Work request: Where does the string "icon" appear in the records? Copy every line that contains it.

[Extracted records]

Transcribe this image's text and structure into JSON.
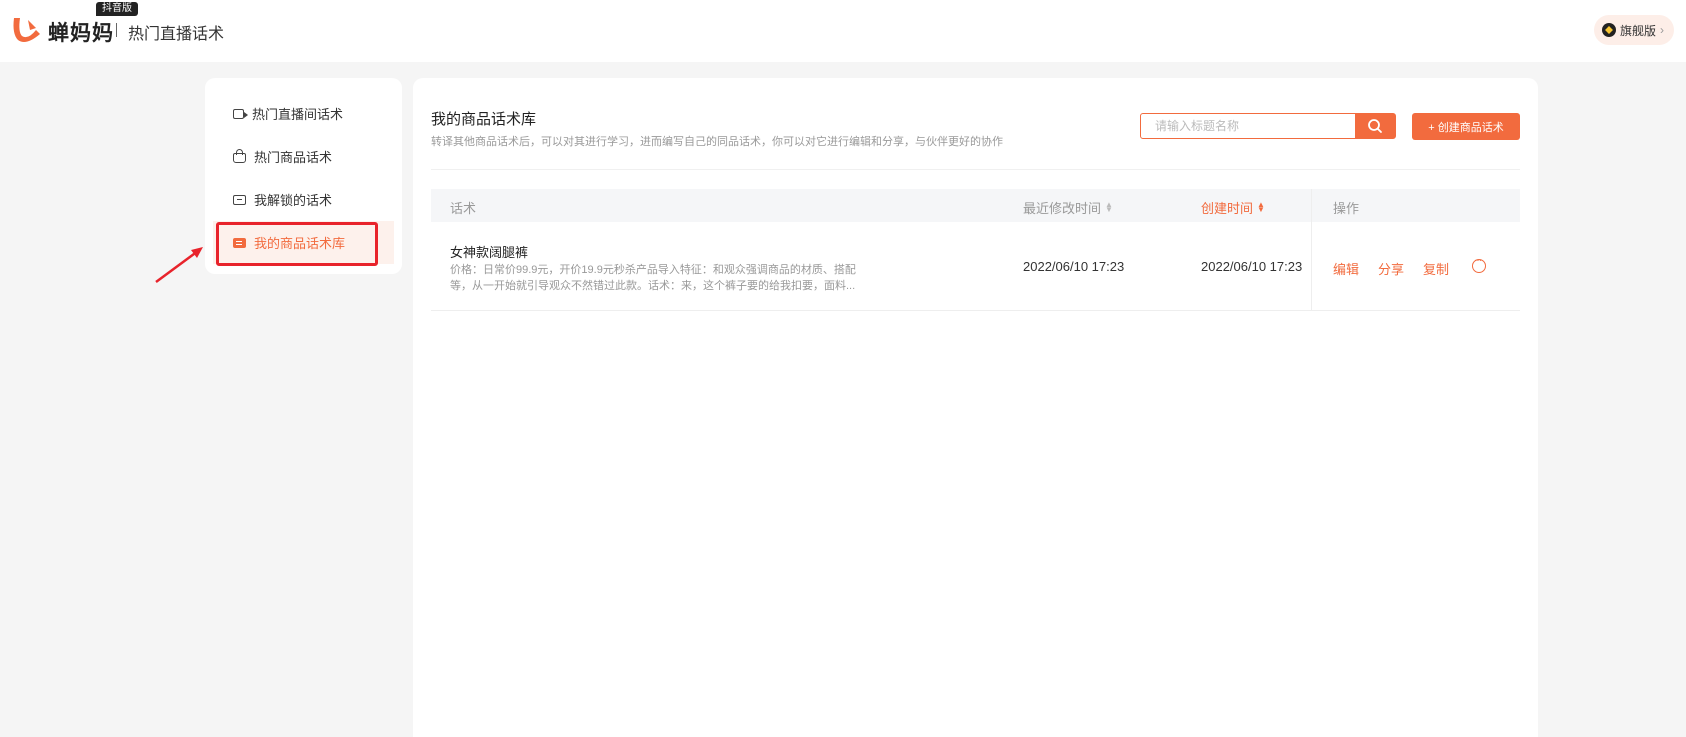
{
  "header": {
    "brand": "蝉妈妈",
    "edition_tag": "抖音版",
    "product_name": "热门直播话术",
    "flagship_label": "旗舰版",
    "flagship_icon": "gem-icon",
    "accent": "#f26b3e"
  },
  "sidebar": {
    "items": [
      {
        "label": "热门直播间话术",
        "icon": "video-icon",
        "active": false
      },
      {
        "label": "热门商品话术",
        "icon": "bag-icon",
        "active": false
      },
      {
        "label": "我解锁的话术",
        "icon": "chat-icon",
        "active": false
      },
      {
        "label": "我的商品话术库",
        "icon": "note-icon",
        "active": true
      }
    ]
  },
  "main": {
    "title": "我的商品话术库",
    "description": "转译其他商品话术后，可以对其进行学习，进而编写自己的同品话术，你可以对它进行编辑和分享，与伙伴更好的协作",
    "search": {
      "placeholder": "请输入标题名称",
      "value": ""
    },
    "create_button": "+ 创建商品话术",
    "table": {
      "columns": {
        "script": "话术",
        "modified": "最近修改时间",
        "created": "创建时间",
        "actions": "操作"
      },
      "sorted_by": "created",
      "rows": [
        {
          "title": "女神款阔腿裤",
          "description": "价格：日常价99.9元，开价19.9元秒杀产品导入特征：和观众强调商品的材质、搭配等，从一开始就引导观众不然错过此款。话术：来，这个裤子要的给我扣要，面料...",
          "modified": "2022/06/10 17:23",
          "created": "2022/06/10 17:23",
          "actions": {
            "edit": "编辑",
            "share": "分享",
            "copy": "复制"
          }
        }
      ]
    }
  }
}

Finished exercise:
    "flagship_icon": "gem-icon",
        "icon": "video-icon",
        "icon": "bag-icon",
        "icon": "chat-icon",
        "icon": "note-icon",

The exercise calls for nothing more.